COVID-19 and failure to act by public bodies
When do lawmakers give an investor a second chance?
Before the first contractors appear on the construction site, the investor must comply with many formalities, including obtaining a building permit. But what if the documentation filed with the construction authorities proves incomplete or does not comply with the regulations? Does this necessarily bar completion of the project?
When do lawmakers give an investor a second chance?
Party to building permit proceedings
An amendment to the Construction Law of 27 March 2003 that came into effect as of 11 July 2003 was intended to simplify building permit proceedings, and thus speed up investment projects. One of the ways in which this was to be done was reducing the number of entities that were parties to the proceedings. A party is entitled to take an active part in the proceedings, and can therefore file motions or appeals. This clearly prolongs the proceedings.
Party to building permit proceedings
When a residential part of a building becomes a hotel
The Supreme Administrative Court recently reviewed a case concerning unauthorised change of use of real estate. According to the construction permit it was supposed to be a residential part of a building, but was converted into rooms to be let.
When a residential part of a building becomes a hotel
Unlawful acts of public authority
The issue of unlawful acts and omissions generates some of the greatest controversy in the case law surrounding claims for damages against public authorities. It requires proof from which the court can conclude that a specific act or failure by public bodies was contrary to law.
Unlawful acts of public authority
Damages for legislative unlawfulness
If injury is caused by a defective normative act, it may be unclear where to seek damages—from the State Treasury or from local government—particularly in cases where the actions of these defendants may not be regarded as unlawful.

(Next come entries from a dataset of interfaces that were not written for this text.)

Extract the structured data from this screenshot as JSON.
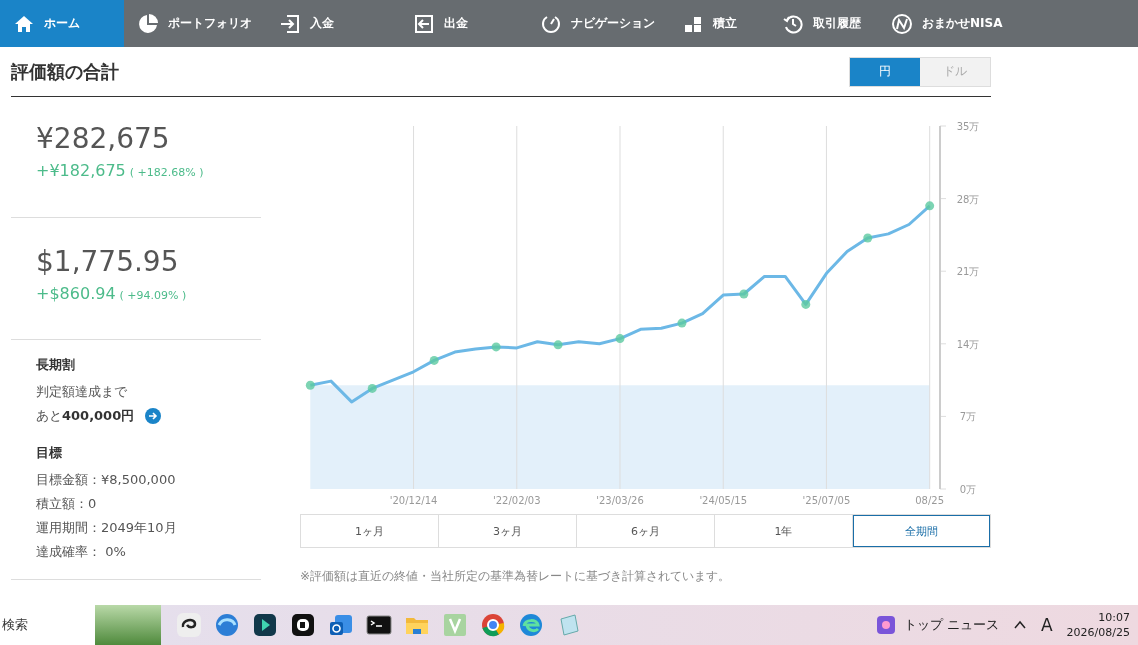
{
  "nav": {
    "items": [
      {
        "label": "ホーム",
        "selected": true
      },
      {
        "label": "ポートフォリオ",
        "selected": false
      },
      {
        "label": "入金",
        "selected": false
      },
      {
        "label": "出金",
        "selected": false
      },
      {
        "label": "ナビゲーション",
        "selected": false
      },
      {
        "label": "積立",
        "selected": false
      },
      {
        "label": "取引履歴",
        "selected": false
      },
      {
        "label": "おまかせNISA",
        "selected": false
      }
    ]
  },
  "header": {
    "title": "評価額の合計",
    "currency": [
      {
        "label": "円",
        "selected": true
      },
      {
        "label": "ドル",
        "selected": false
      }
    ]
  },
  "summary": {
    "amounts": [
      {
        "value": "¥282,675",
        "change": "+¥182,675",
        "percent": "( +182.68% )"
      },
      {
        "value": "$1,775.95",
        "change": "+$860.94",
        "percent": "( +94.09% )"
      }
    ],
    "discount": {
      "title": "長期割",
      "line": "判定額達成まで",
      "remaining": "あと**400,000円**"
    },
    "goal": {
      "title": "目標",
      "lines": [
        "目標金額：¥8,500,000",
        "積立額：0",
        "運用期間：2049年10月",
        "達成確率： 0%"
      ]
    }
  },
  "chart": {
    "chart_data": {
      "type": "line",
      "categories": [
        null,
        null,
        null,
        null,
        null,
        "'20/12/14",
        null,
        null,
        null,
        null,
        "'22/02/03",
        null,
        null,
        null,
        null,
        "'23/03/26",
        null,
        null,
        null,
        null,
        "'24/05/15",
        null,
        null,
        null,
        null,
        "'25/07/05",
        null,
        null,
        null,
        null,
        "08/25"
      ],
      "series": [
        {
          "type": "line",
          "color": "#6cb8e6",
          "values": [
            10,
            10.4,
            8.4,
            9.7,
            10.5,
            11.3,
            12.4,
            13.2,
            13.5,
            13.7,
            13.6,
            14.2,
            13.9,
            14.2,
            14,
            14.5,
            15.4,
            15.5,
            16,
            16.9,
            18.7,
            18.8,
            20.5,
            20.5,
            17.8,
            20.8,
            22.9,
            24.2,
            24.6,
            25.5,
            27.3
          ]
        },
        {
          "type": "area",
          "color": "#e3f0fa",
          "values": [
            10,
            10,
            10,
            10,
            10,
            10,
            10,
            10,
            10,
            10,
            10,
            10,
            10,
            10,
            10,
            10,
            10,
            10,
            10,
            10,
            10,
            10,
            10,
            10,
            10,
            10,
            10,
            10,
            10,
            10,
            10
          ]
        }
      ],
      "yticks": [
        {
          "value": 0,
          "label": "0万"
        },
        {
          "value": 7,
          "label": "7万"
        },
        {
          "value": 14,
          "label": "14万"
        },
        {
          "value": 21,
          "label": "21万"
        },
        {
          "value": 28,
          "label": "28万"
        },
        {
          "value": 35,
          "label": "35万"
        }
      ],
      "ylim": [
        0,
        35
      ],
      "grid": true
    },
    "periods": [
      {
        "label": "1ヶ月",
        "selected": false
      },
      {
        "label": "3ヶ月",
        "selected": false
      },
      {
        "label": "6ヶ月",
        "selected": false
      },
      {
        "label": "1年",
        "selected": false
      },
      {
        "label": "全期間",
        "selected": true
      }
    ],
    "note": "※評価額は直近の終値・当社所定の基準為替レートに基づき計算されています。"
  },
  "taskbar": {
    "search": "検索",
    "news": "トップ ニュース",
    "ime": "A",
    "time": "10:07",
    "date": "2026/08/25"
  }
}
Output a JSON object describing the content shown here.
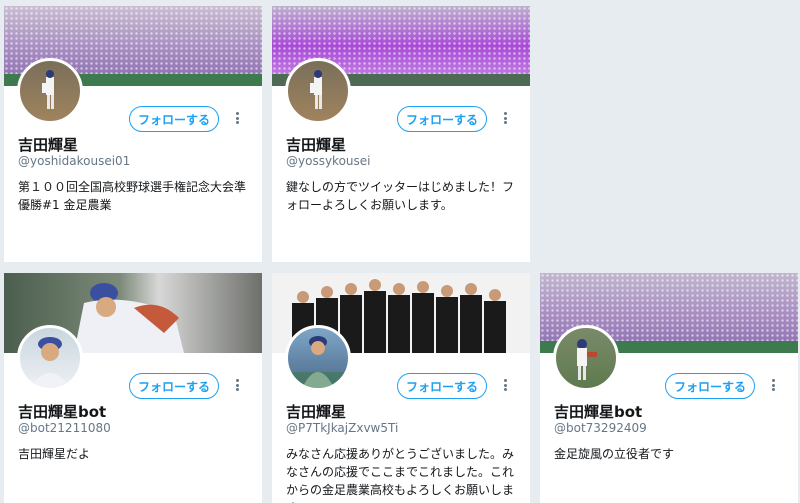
{
  "cards": [
    {
      "name": "吉田輝星",
      "handle": "@yoshidakousei01",
      "bio": "第１００回全国高校野球選手権記念大会準優勝#1 金足農業",
      "follow_label": "フォローする",
      "banner_color": "#b9a6c9",
      "stand_color": "#8c5bbd"
    },
    {
      "name": "吉田輝星",
      "handle": "@yossykousei",
      "bio": "鍵なしの方でツイッターはじめました！フォローよろしくお願いします。",
      "follow_label": "フォローする",
      "banner_color": "#a58bc4",
      "stand_color": "#9b45d8"
    },
    {
      "name": "吉田輝星bot",
      "handle": "@bot21211080",
      "bio": "吉田輝星だよ",
      "follow_label": "フォローする",
      "banner_color": "#5e6b5a",
      "stand_color": "#2d4f3a"
    },
    {
      "name": "吉田輝星",
      "handle": "@P7TkJkajZxvw5Ti",
      "bio": "みなさん応援ありがとうございました。みなさんの応援でここまでこれました。これからの金足農業高校もよろしくお願いします。",
      "follow_label": "フォローする",
      "banner_color": "#f2f2f2",
      "stand_color": "#1a1a1a"
    },
    {
      "name": "吉田輝星bot",
      "handle": "@bot73292409",
      "bio": "金足旋風の立役者です",
      "follow_label": "フォローする",
      "banner_color": "#a99bc4",
      "stand_color": "#7b5aa6"
    }
  ]
}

Damages for legislative unlawfulness
The practice of obtaining a predicate ruling requires reform
Pursuing compensation from the State Treasury for loss caused by issuance of an unlawful judgment is predicated on obtaining a finding in an earlier proceeding that the judgment was unlawful. But the regulations governing how to obtain such a predicate ruling generate serious doubts.
The practice of obtaining a predicate ruling requires reform
Liability of the State Treasury for loss caused by overlengthy judicial proceedings
Jak ocenić, czy postępowanie sądowe jest przewlekłe, i jak dochodzić odszkodowania, jeśli przewlekłość postępowania spowodowała szkodę.
Liability of the State Treasury for loss caused by overlengthy judicial proceedings
State Treasury’s liability in damages for defective tax decisions
The defectiveness (unlawfulness) of a tax decision isn’t enough. Injury must also be proved, and an ordinary causal link between issuance of the decision and the injury.
State Treasury’s liability in damages for defective tax decisions
Is the State Treasury liable for poor snow removal from the roads?
Under Art. 417 of the Civil Code, the State Treasury is liable for injury caused in exercise of public authority. It’s usually not too hard to determine whether the state is acting as a party to civil dealings and when it is exercising authoritative competencies. Nonetheless, there are some activities of public entities that are not clearly authoritative but should be deemed to be the exercise of public authority, the Supreme Court of Poland held in its judgment of 6 June 2014 (Case III CSK 211/13).
Is the State Treasury liable for poor snow removal from the roads?
Mediation in administrative proceedings
Public administration is typically associated with authoritative decisions that can be modified only by challenging them through the administrative courts. A recently adopted amendment to the Administrative Procedure Code is designed to soften this image and make the state’s executive authority more citizen-friendly.
Mediation in administrative proceedings